Regarded by many people in southeast Asia as the notorious "king of fruits", the durian is distinctive for its large size, strong odour, and formidable thorn-covered husk. The fruit can grow as large as 30 centimetres (12 in) long and 15 centimetres (6 in) in diameter, and it typically weighs one to three kilograms (2 to 7 lb). Its shape ranges from oblong to round, the colour of its husk green to brown, and its flesh pale yellow to red, depending on the species.
Some people regard the durian as having a pleasantly sweet fragrance; others find the aroma overpowering with an unpleasant odour. The smell evokes reactions from deep appreciation to intense disgust, and has been described variously as rotten onions, turpentine, and raw sewage. The persistence of its odour, which may linger for several days, has led to the fruit's banishment from certain hotels and public transportation in Southeast Asia.

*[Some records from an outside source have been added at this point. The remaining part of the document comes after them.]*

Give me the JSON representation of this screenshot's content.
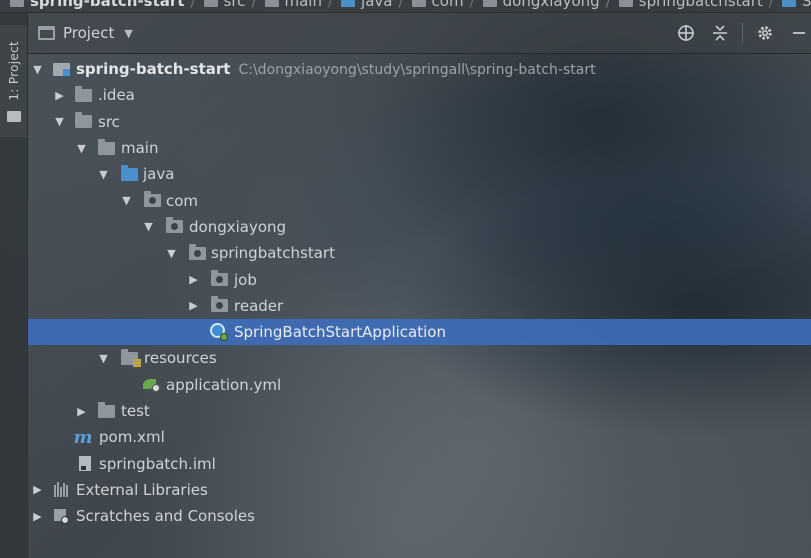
{
  "breadcrumb": {
    "items": [
      {
        "label": "spring-batch-start",
        "icon": "project-folder-icon",
        "bold": true
      },
      {
        "label": "src",
        "icon": "folder-icon"
      },
      {
        "label": "main",
        "icon": "folder-icon"
      },
      {
        "label": "java",
        "icon": "source-folder-icon"
      },
      {
        "label": "com",
        "icon": "package-icon"
      },
      {
        "label": "dongxiayong",
        "icon": "package-icon"
      },
      {
        "label": "springbatchstart",
        "icon": "package-icon"
      },
      {
        "label": "Spri",
        "icon": "spring-class-icon"
      }
    ]
  },
  "toolstrip": {
    "project_tab_label": "1: Project"
  },
  "panel": {
    "title": "Project",
    "tools": [
      "locate-icon",
      "collapse-all-icon",
      "settings-gear-icon",
      "hide-minus-icon"
    ]
  },
  "tree": {
    "rows": [
      {
        "name": "spring-batch-start",
        "path": "C:\\dongxiaoyong\\study\\springall\\spring-batch-start",
        "bold": true
      },
      {
        "name": ".idea"
      },
      {
        "name": "src"
      },
      {
        "name": "main"
      },
      {
        "name": "java"
      },
      {
        "name": "com"
      },
      {
        "name": "dongxiayong"
      },
      {
        "name": "springbatchstart"
      },
      {
        "name": "job"
      },
      {
        "name": "reader"
      },
      {
        "name": "SpringBatchStartApplication",
        "selected": true
      },
      {
        "name": "resources"
      },
      {
        "name": "application.yml"
      },
      {
        "name": "test"
      },
      {
        "name": "pom.xml"
      },
      {
        "name": "springbatch.iml"
      },
      {
        "name": "External Libraries"
      },
      {
        "name": "Scratches and Consoles"
      }
    ]
  },
  "colors": {
    "selection": "#3e6cb8",
    "source_folder": "#4b8fcc",
    "spring_green": "#6aa84f"
  }
}
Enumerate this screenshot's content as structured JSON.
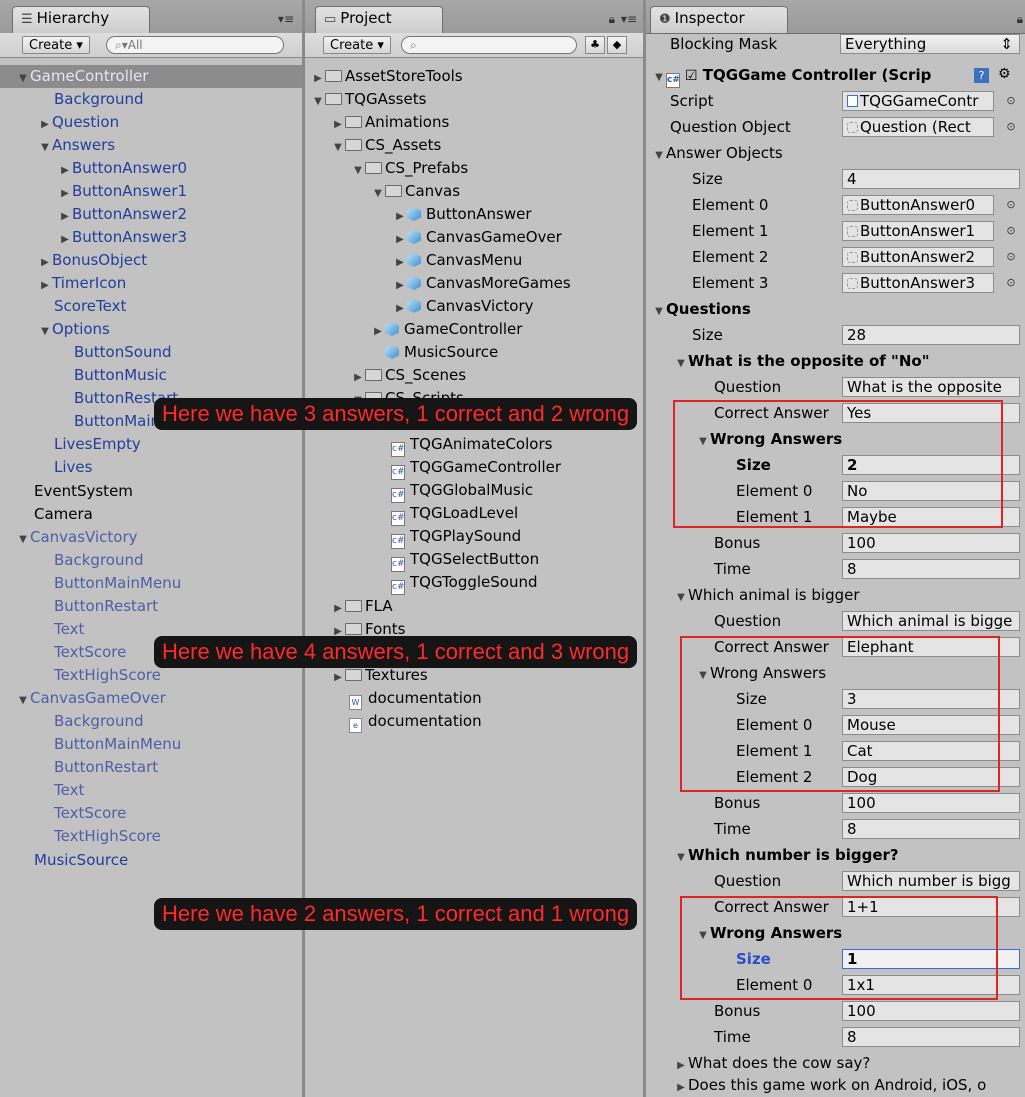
{
  "hierarchy": {
    "tab_label": "Hierarchy",
    "create_label": "Create",
    "search_placeholder": "All",
    "items": [
      {
        "label": "GameController"
      },
      {
        "label": "Background"
      },
      {
        "label": "Question"
      },
      {
        "label": "Answers"
      },
      {
        "label": "ButtonAnswer0"
      },
      {
        "label": "ButtonAnswer1"
      },
      {
        "label": "ButtonAnswer2"
      },
      {
        "label": "ButtonAnswer3"
      },
      {
        "label": "BonusObject"
      },
      {
        "label": "TimerIcon"
      },
      {
        "label": "ScoreText"
      },
      {
        "label": "Options"
      },
      {
        "label": "ButtonSound"
      },
      {
        "label": "ButtonMusic"
      },
      {
        "label": "ButtonRestart"
      },
      {
        "label": "ButtonMainMenu"
      },
      {
        "label": "LivesEmpty"
      },
      {
        "label": "Lives"
      },
      {
        "label": "EventSystem"
      },
      {
        "label": "Camera"
      },
      {
        "label": "CanvasVictory"
      },
      {
        "label": "Background"
      },
      {
        "label": "ButtonMainMenu"
      },
      {
        "label": "ButtonRestart"
      },
      {
        "label": "Text"
      },
      {
        "label": "TextScore"
      },
      {
        "label": "TextHighScore"
      },
      {
        "label": "CanvasGameOver"
      },
      {
        "label": "Background"
      },
      {
        "label": "ButtonMainMenu"
      },
      {
        "label": "ButtonRestart"
      },
      {
        "label": "Text"
      },
      {
        "label": "TextScore"
      },
      {
        "label": "TextHighScore"
      },
      {
        "label": "MusicSource"
      }
    ]
  },
  "project": {
    "tab_label": "Project",
    "create_label": "Create",
    "items": [
      {
        "label": "AssetStoreTools"
      },
      {
        "label": "TQGAssets"
      },
      {
        "label": "Animations"
      },
      {
        "label": "CS_Assets"
      },
      {
        "label": "CS_Prefabs"
      },
      {
        "label": "Canvas"
      },
      {
        "label": "ButtonAnswer"
      },
      {
        "label": "CanvasGameOver"
      },
      {
        "label": "CanvasMenu"
      },
      {
        "label": "CanvasMoreGames"
      },
      {
        "label": "CanvasVictory"
      },
      {
        "label": "GameController"
      },
      {
        "label": "MusicSource"
      },
      {
        "label": "CS_Scenes"
      },
      {
        "label": "CS_Scripts"
      },
      {
        "label": "TQGAnimateColors"
      },
      {
        "label": "TQGGameController"
      },
      {
        "label": "TQGGlobalMusic"
      },
      {
        "label": "TQGLoadLevel"
      },
      {
        "label": "TQGPlaySound"
      },
      {
        "label": "TQGSelectButton"
      },
      {
        "label": "TQGToggleSound"
      },
      {
        "label": "FLA"
      },
      {
        "label": "Fonts"
      },
      {
        "label": "Textures"
      },
      {
        "label": "documentation"
      },
      {
        "label": "documentation"
      }
    ]
  },
  "inspector": {
    "tab_label": "Inspector",
    "blocking_mask_label": "Blocking Mask",
    "blocking_mask_value": "Everything",
    "component_title": "TQGGame Controller (Scrip",
    "script_label": "Script",
    "script_value": "TQGGameContr",
    "question_object_label": "Question Object",
    "question_object_value": "Question (Rect",
    "answer_objects_label": "Answer Objects",
    "answer_size_label": "Size",
    "answer_size_value": "4",
    "answer_elements": [
      {
        "label": "Element 0",
        "value": "ButtonAnswer0"
      },
      {
        "label": "Element 1",
        "value": "ButtonAnswer1"
      },
      {
        "label": "Element 2",
        "value": "ButtonAnswer2"
      },
      {
        "label": "Element 3",
        "value": "ButtonAnswer3"
      }
    ],
    "questions_label": "Questions",
    "questions_size_label": "Size",
    "questions_size_value": "28",
    "q1": {
      "header": "What is the opposite of \"No\"",
      "question_label": "Question",
      "question_value": "What is the opposite",
      "correct_label": "Correct Answer",
      "correct_value": "Yes",
      "wrong_label": "Wrong Answers",
      "size_label": "Size",
      "size_value": "2",
      "elements": [
        {
          "label": "Element 0",
          "value": "No"
        },
        {
          "label": "Element 1",
          "value": "Maybe"
        }
      ],
      "bonus_label": "Bonus",
      "bonus_value": "100",
      "time_label": "Time",
      "time_value": "8"
    },
    "q2": {
      "header": "Which animal is bigger",
      "question_label": "Question",
      "question_value": "Which animal is bigge",
      "correct_label": "Correct Answer",
      "correct_value": "Elephant",
      "wrong_label": "Wrong Answers",
      "size_label": "Size",
      "size_value": "3",
      "elements": [
        {
          "label": "Element 0",
          "value": "Mouse"
        },
        {
          "label": "Element 1",
          "value": "Cat"
        },
        {
          "label": "Element 2",
          "value": "Dog"
        }
      ],
      "bonus_label": "Bonus",
      "bonus_value": "100",
      "time_label": "Time",
      "time_value": "8"
    },
    "q3": {
      "header": "Which number is bigger?",
      "question_label": "Question",
      "question_value": "Which number is bigg",
      "correct_label": "Correct Answer",
      "correct_value": "1+1",
      "wrong_label": "Wrong Answers",
      "size_label": "Size",
      "size_value": "1",
      "elements": [
        {
          "label": "Element 0",
          "value": "1x1"
        }
      ],
      "bonus_label": "Bonus",
      "bonus_value": "100",
      "time_label": "Time",
      "time_value": "8"
    },
    "q4_header": "What does the cow say?",
    "q5_header": "Does this game work on Android, iOS, o"
  },
  "annotations": [
    "Here we have 3 answers, 1 correct and 2 wrong",
    "Here we have 4 answers, 1 correct and 3 wrong",
    "Here we have 2 answers, 1 correct and 1 wrong"
  ],
  "colors": {
    "annotation_text": "#ff2a2a",
    "annotation_bg": "#151515",
    "highlight_box": "#e02424",
    "prefab_blue": "#233d9b",
    "selected_field_border": "#3a6fd8"
  }
}
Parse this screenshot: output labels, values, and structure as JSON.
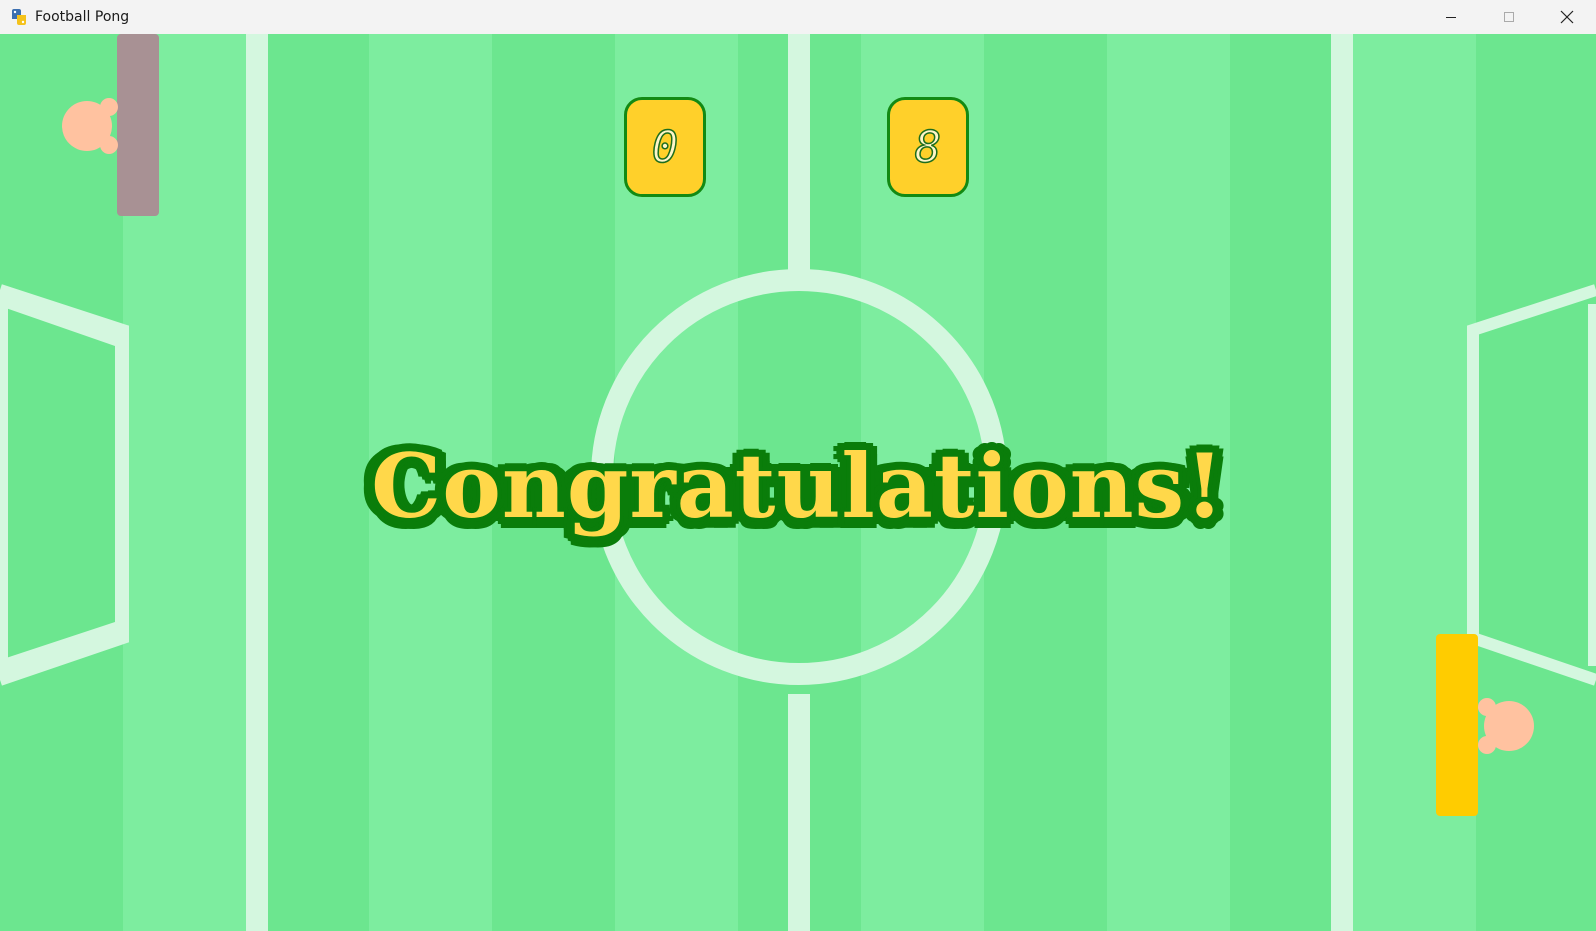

The durian, native to Southeast Asia, has been known to the Western world for about 600 years. The nineteenth-century British naturalist Alfred Russel Wallace described its flesh as "a rich custard highly flavoured with almonds". The flesh can be consumed at various stages of ripeness, and it is used to flavour a wide variety of savoury and sweet edibles in Southeast Asian cuisines. The seeds can also be eaten when cooked.
Durian is surprisingly tolerant of relatively low mean temperatures. There are places on the island of Java between 400-600 m [1300-2000 feet] altitude where durian is successfully grown that have a mean yearly normal temperature of just 23º C. (73º F.) Some research has indicated that growth is limited below a mean monthly temperature of 22º C. [71º F.]. The trees may survive occasional dips in temperature as low as 10º C. [50º F.], but may drop their leaves. On the other end of the spectrum, durian trees in India sometimes successfully tolerate high temperatures up to 46º C. [114º F.].
Durian trees need abundant rainfall, or equivalent irrigation. In most areas of Asia where durians are grown, mean annual rainfall is greater than 2000 mm [75 inches]. Historically, though, the better production sites have developed in areas with annual mean rainfall totals of 3000 mm [125 inches] or more, well distributed throughout the year. There is no doubt, though, that drier zones can produce good crops with appropriate irrigation. In India, durian trees are often planted along the banks of streams, where the roots can reach water. They do not do well very close to the ocean, having almost no tolerance for salinity in the soil.
Durian trees grow best in a rich, deep, well-drained sandy clay or clay loam (deep alluvial or loamy soil), high in organic matter, pH range of 6 - 7. Heavy clay soils are not supportive of good durian tree growth and health, as they do not drain well. Seedlings make more vigorous growth when potted into media that is light and sandy rather than high in clay content.